▸ **Brief**: Keep every character as it is and output all of the records.

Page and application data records
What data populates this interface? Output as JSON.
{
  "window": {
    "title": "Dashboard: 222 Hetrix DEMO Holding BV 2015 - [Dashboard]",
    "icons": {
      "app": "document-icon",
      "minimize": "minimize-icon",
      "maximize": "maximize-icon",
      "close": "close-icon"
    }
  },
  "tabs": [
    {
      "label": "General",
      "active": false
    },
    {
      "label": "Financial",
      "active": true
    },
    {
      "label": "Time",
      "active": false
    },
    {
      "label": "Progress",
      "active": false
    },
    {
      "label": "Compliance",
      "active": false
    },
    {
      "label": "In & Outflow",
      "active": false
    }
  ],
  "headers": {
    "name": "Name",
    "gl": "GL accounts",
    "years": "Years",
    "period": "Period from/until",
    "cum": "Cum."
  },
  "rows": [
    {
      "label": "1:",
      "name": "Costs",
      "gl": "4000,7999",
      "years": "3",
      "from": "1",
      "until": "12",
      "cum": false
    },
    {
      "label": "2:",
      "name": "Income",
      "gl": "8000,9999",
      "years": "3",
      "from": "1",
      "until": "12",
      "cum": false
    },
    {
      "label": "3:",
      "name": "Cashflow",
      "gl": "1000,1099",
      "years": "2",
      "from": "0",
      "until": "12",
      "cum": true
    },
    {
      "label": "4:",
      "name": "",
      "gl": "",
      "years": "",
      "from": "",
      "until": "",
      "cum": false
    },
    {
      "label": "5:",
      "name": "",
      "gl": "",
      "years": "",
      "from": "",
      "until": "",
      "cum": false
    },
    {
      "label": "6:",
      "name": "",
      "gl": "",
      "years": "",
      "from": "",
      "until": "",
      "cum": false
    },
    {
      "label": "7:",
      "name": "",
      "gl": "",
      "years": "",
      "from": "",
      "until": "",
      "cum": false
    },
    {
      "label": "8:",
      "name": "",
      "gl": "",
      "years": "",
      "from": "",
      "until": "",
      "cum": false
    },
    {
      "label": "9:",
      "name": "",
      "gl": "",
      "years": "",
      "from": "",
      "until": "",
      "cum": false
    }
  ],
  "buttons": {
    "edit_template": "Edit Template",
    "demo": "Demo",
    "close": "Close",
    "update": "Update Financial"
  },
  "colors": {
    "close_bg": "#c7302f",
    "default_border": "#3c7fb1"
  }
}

▸ **Worked solution**:
What data populates this interface? Output as JSON.
{
  "window": {
    "title": "Dashboard: 222 Hetrix DEMO Holding BV 2015 - [Dashboard]",
    "icons": {
      "app": "document-icon",
      "minimize": "minimize-icon",
      "maximize": "maximize-icon",
      "close": "close-icon"
    }
  },
  "tabs": [
    {
      "label": "General",
      "active": false
    },
    {
      "label": "Financial",
      "active": true
    },
    {
      "label": "Time",
      "active": false
    },
    {
      "label": "Progress",
      "active": false
    },
    {
      "label": "Compliance",
      "active": false
    },
    {
      "label": "In & Outflow",
      "active": false
    }
  ],
  "headers": {
    "name": "Name",
    "gl": "GL accounts",
    "years": "Years",
    "period": "Period from/until",
    "cum": "Cum."
  },
  "rows": [
    {
      "label": "1:",
      "name": "Costs",
      "gl": "4000,7999",
      "years": "3",
      "from": "1",
      "until": "12",
      "cum": false
    },
    {
      "label": "2:",
      "name": "Income",
      "gl": "8000,9999",
      "years": "3",
      "from": "1",
      "until": "12",
      "cum": false
    },
    {
      "label": "3:",
      "name": "Cashflow",
      "gl": "1000,1099",
      "years": "2",
      "from": "0",
      "until": "12",
      "cum": true
    },
    {
      "label": "4:",
      "name": "",
      "gl": "",
      "years": "",
      "from": "",
      "until": "",
      "cum": false
    },
    {
      "label": "5:",
      "name": "",
      "gl": "",
      "years": "",
      "from": "",
      "until": "",
      "cum": false
    },
    {
      "label": "6:",
      "name": "",
      "gl": "",
      "years": "",
      "from": "",
      "until": "",
      "cum": false
    },
    {
      "label": "7:",
      "name": "",
      "gl": "",
      "years": "",
      "from": "",
      "until": "",
      "cum": false
    },
    {
      "label": "8:",
      "name": "",
      "gl": "",
      "years": "",
      "from": "",
      "until": "",
      "cum": false
    },
    {
      "label": "9:",
      "name": "",
      "gl": "",
      "years": "",
      "from": "",
      "until": "",
      "cum": false
    }
  ],
  "buttons": {
    "edit_template": "Edit Template",
    "demo": "Demo",
    "close": "Close",
    "update": "Update Financial"
  },
  "colors": {
    "close_bg": "#c7302f",
    "default_border": "#3c7fb1"
  }
}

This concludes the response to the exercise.